The stories will go on, and so does The Perfume House, already the subject of many written stories and which is now is in the midst of yet another exclusive introduction to the North American market – soon it will be the only American source of the full Montale line, which is famous for its perfumes containing the rare and precious Arabian oud or aoud (agar wood) essence. As of this writing they have twelve of the perfumes, and two more arrive every two weeks. (In the typical French fashion of maintaining an air of mystery - they never let the store know in advance which two they are getting, just that they will arrive on the regular schedule.) This will continue until they have all thirty-six current Montale offerings, probably around Christmas. No more trying to figure out what time it is in Paris – you won’t have to call there anymore! I know this will come as very good news to many perfumistas. If you come to the store, you can now enjoy the luxury of comparing Montale Vanille Absolu to Serge Lutens Un Bois Vanille before you buy – the two displays are side by side. Now, that’s what I call a perfume shop!

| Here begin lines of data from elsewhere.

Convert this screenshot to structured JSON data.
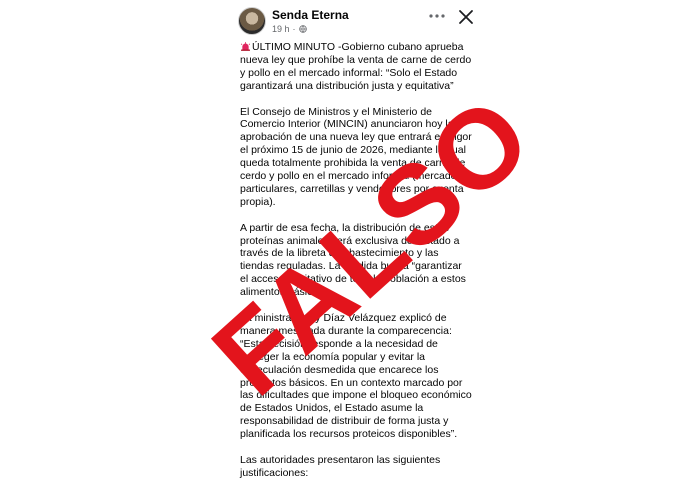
{
  "post": {
    "author": "Senda Eterna",
    "time": "19 h",
    "separator": "·",
    "headline_prefix": "🚨",
    "paragraphs": [
      "ÚLTIMO MINUTO -Gobierno cubano aprueba nueva ley que prohíbe la venta de carne de cerdo y pollo en el mercado informal: “Solo el Estado garantizará una distribución justa y equitativa”",
      "El Consejo de Ministros y el Ministerio de Comercio Interior (MINCIN) anunciaron hoy la aprobación de una nueva ley que entrará en vigor el próximo 15 de junio de 2026, mediante la cual queda totalmente prohibida la venta de carne de cerdo y pollo en el mercado informal (mercados particulares, carretillas y vendedores por cuenta propia).",
      "A partir de esa fecha, la distribución de estas proteínas animales será exclusiva del Estado a través de la libreta de abastecimiento y las tiendas reguladas. La medida busca “garantizar el acceso equitativo de toda la población a estos alimentos básicos”.",
      "La ministra Betsy Díaz Velázquez explicó de manera mesurada durante la comparecencia: “Esta decisión responde a la necesidad de proteger la economía popular y evitar la especulación desmedida que encarece los productos básicos. En un contexto marcado por las dificultades que impone el bloqueo económico de Estados Unidos, el Estado asume la responsabilidad de distribuir de forma justa y planificada los recursos proteicos disponibles”.",
      "Las autoridades presentaron las siguientes justificaciones:"
    ]
  },
  "stamp": {
    "text": "FALSO",
    "color": "#e3141c"
  },
  "icons": {
    "more": "more-horizontal-icon",
    "close": "close-icon",
    "globe": "globe-icon",
    "siren": "siren-icon"
  }
}
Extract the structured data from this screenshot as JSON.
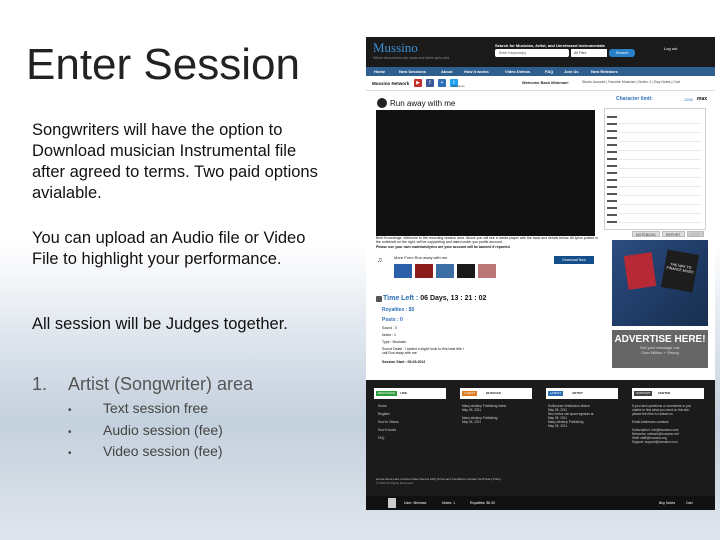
{
  "slide": {
    "title": "Enter Session",
    "paragraph1": "Songwriters will have the option to Download musician Instrumental file after agreed to terms. Two paid options avialable.",
    "paragraph2": "You can upload an Audio file or Video File to highlight your performance.",
    "paragraph3": "All session will be Judges together.",
    "list_number": "1.",
    "list_item": "Artist (Songwriter) area",
    "bullets": [
      "Text session free",
      "Audio session (fee)",
      "Video session (fee)"
    ],
    "bullet_symbol": "•"
  },
  "site": {
    "logo": "Mussino",
    "logo_tagline": "Where discoveries are made and talent gets paid",
    "search_label": "Search for Musician, Artist, and Unreleased Instrumentals",
    "search_placeholder": "Enter Keyword(s)",
    "search_select": "All Files",
    "search_button": "Search",
    "logout": "Log out",
    "nav": [
      "Home",
      "New Sessions",
      "About",
      "How it works",
      "Video Demos",
      "FAQ",
      "Join Us",
      "New Releases"
    ],
    "network_label": "Mussino Network",
    "follow": "Follow us",
    "welcome": "Welcome Back Minimax!",
    "account_links": "Studio Account | Favorite Musician | Notes: 1 | Buy Notes | Cart",
    "session_title": "Run away with me",
    "char_limit_label": "Character limit:",
    "char_limit_value": "1200",
    "char_limit_max": "max",
    "notebook_tabs": [
      "NOTEBOOK",
      "REPORT",
      "POST"
    ],
    "brief": "Brief Knowledge: Welcome to the recording session area. Above you will see a media player with the track and details below. All lyrics posted in the notebook on the right, will be copywriting and dated under you profile account.",
    "brief_warning": "Please use your own materials/lyrics are your account will be banned if reported.",
    "more_from": "More Form Run away with me",
    "download": "Download Now",
    "time_left_label": "Time Left :",
    "time_left_value": "06 Days, 13 : 21 : 02",
    "royalties": "Royalties : $0",
    "posts": "Posts : 0",
    "sound": "Sound : 0",
    "notes": "Notes : 1",
    "type": "Type : Musician",
    "sound_detail": "Sound Detail : I added a slight hook to this beat title I call Run away with me",
    "session_start": "Session Start : 05-09-2012",
    "ad_jeans_text": "THE WAY TO FINANCE MUSIC",
    "ad_heading": "ADVERTISE HERE!",
    "ad_sub": "Get your message out.",
    "ad_note": "Over Million + Strong",
    "footer_boxes": [
      {
        "badge": "RESOURCE",
        "label": "LINK",
        "color": "#2f9c3c"
      },
      {
        "badge": "LATEST",
        "label": "MUSICIAN",
        "color": "#e07a1f"
      },
      {
        "badge": "LATEST",
        "label": "ARTIST",
        "color": "#2d6fb7"
      },
      {
        "badge": "SUPPORT",
        "label": "CENTER",
        "color": "#444444"
      }
    ],
    "footer_col1": [
      "Home",
      "Register",
      "How to Videos",
      "How it works",
      "FAQ"
    ],
    "footer_col2": [
      "Many desktop Publishing latest",
      "May 05, 2011",
      "Many desktop Publishing",
      "May 05, 2011"
    ],
    "footer_col3": [
      "Dolibudum Vestibulum dictum",
      "May 05, 2011",
      "Nec metus nisl quam egestas at",
      "May 05, 2011",
      "Many desktop Publishing",
      "May 05, 2011"
    ],
    "footer_col4": [
      "If you have questions or comments or you",
      "unable to find what you need on this site,",
      "please feel free to contact us.",
      "",
      "Email Addresses contacts",
      "",
      "Subscription: info@mussino.com",
      "Networks: network@mussino.net",
      "Staff: staff@mussino.org",
      "Support: support@mussino.com"
    ],
    "footer_links": "Home   About   How it works   Video Demos   FAQ   Terms and Conditions   Contact Us   Privacy Policy",
    "footer_copy": "© 2012  All Rights Reserved",
    "bottom_user": "User: Minimax",
    "bottom_notes": "Notes: 1",
    "bottom_royalties": "Royalties: $0.00",
    "bottom_buy": "Buy Notes",
    "bottom_cart": "Cart"
  }
}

For those of you who cannot wait any longer, here is the list of the twelve Montales that are available as of this writing. Blue Amber, Oud Queen Roses, Wood & Spices, Sweet Oriental Dream, White Musk, Aoud Roses Petals, Vanille Absolu, Greyland, Patchouli Leaves, Soleil de Capri, White Aoud, and Chypre Vanille. By the time you read this there may be two more added, but don’t ask which two, as that is a secret to everyone except Montale, and they aren’t telling. That’s just another mystery, another intriguing story in the world of perfume.
To visit The Perfume House on the Web: www.theperfumehouse.com
(Final note: Any factual errors contained in either part of this article are fully the responsibility of the author, as I have relied on my own memories for part of it, and everyone knows that time can cast events in a golden haze of altered realities and nostalgia, to which I am ridiculously prone.)
Image source: Patou Colony bottle, Guerlain L’Heure Bleue bottle, Elizabeth Arden Cyclamen bottle & Caron tester bottle set from fine arts auction site ragoarts.com